Prompt:
This exercise calls for every line of the listing below that contains the word "content".

Records provided:
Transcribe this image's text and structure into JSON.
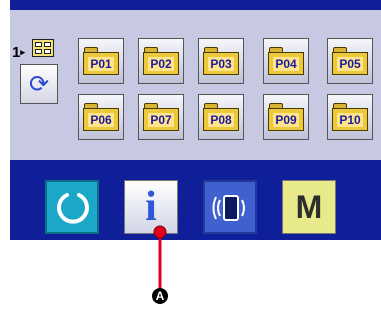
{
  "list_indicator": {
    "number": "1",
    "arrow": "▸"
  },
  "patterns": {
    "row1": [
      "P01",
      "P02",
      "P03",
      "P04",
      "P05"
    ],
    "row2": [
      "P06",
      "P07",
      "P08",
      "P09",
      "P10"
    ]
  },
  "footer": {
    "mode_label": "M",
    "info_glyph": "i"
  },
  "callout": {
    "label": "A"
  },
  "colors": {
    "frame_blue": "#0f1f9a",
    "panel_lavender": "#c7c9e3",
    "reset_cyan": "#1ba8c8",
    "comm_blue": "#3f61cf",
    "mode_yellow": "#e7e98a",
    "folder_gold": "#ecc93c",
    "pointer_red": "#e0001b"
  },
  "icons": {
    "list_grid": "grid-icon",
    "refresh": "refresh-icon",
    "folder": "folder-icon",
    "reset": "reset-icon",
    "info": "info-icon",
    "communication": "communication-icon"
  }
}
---
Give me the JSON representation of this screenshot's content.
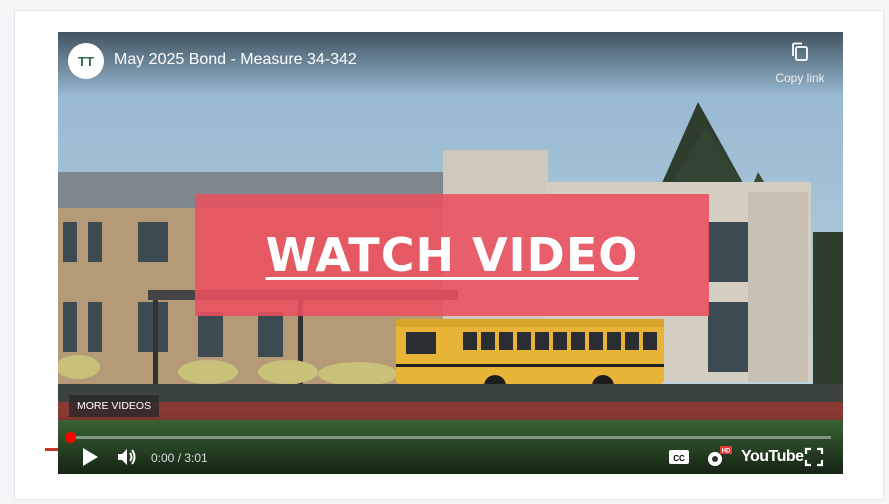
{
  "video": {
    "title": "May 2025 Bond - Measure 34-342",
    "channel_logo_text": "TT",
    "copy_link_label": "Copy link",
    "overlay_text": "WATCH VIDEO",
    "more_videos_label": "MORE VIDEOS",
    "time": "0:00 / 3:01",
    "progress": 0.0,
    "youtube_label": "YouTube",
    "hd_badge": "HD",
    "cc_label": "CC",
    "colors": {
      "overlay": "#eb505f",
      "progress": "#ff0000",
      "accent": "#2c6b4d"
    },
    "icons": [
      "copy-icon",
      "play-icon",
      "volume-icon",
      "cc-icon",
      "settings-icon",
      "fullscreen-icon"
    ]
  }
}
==
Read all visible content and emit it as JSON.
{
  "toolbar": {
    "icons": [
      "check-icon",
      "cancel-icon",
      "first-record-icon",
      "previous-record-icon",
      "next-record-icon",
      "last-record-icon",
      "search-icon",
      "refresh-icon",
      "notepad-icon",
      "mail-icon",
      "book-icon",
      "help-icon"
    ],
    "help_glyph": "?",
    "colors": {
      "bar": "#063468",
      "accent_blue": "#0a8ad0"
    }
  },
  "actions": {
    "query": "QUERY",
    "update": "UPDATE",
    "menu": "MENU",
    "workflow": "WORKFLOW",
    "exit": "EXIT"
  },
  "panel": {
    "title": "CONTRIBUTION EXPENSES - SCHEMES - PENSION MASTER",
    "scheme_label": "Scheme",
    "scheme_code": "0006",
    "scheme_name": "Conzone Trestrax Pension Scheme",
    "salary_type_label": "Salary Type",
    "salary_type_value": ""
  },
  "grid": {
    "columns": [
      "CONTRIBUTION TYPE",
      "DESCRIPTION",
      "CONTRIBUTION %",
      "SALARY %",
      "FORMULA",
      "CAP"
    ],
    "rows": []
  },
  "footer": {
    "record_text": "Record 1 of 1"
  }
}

Answer section:
Give me the JSON representation of this screenshot's content.
Read all visible content and emit it as JSON.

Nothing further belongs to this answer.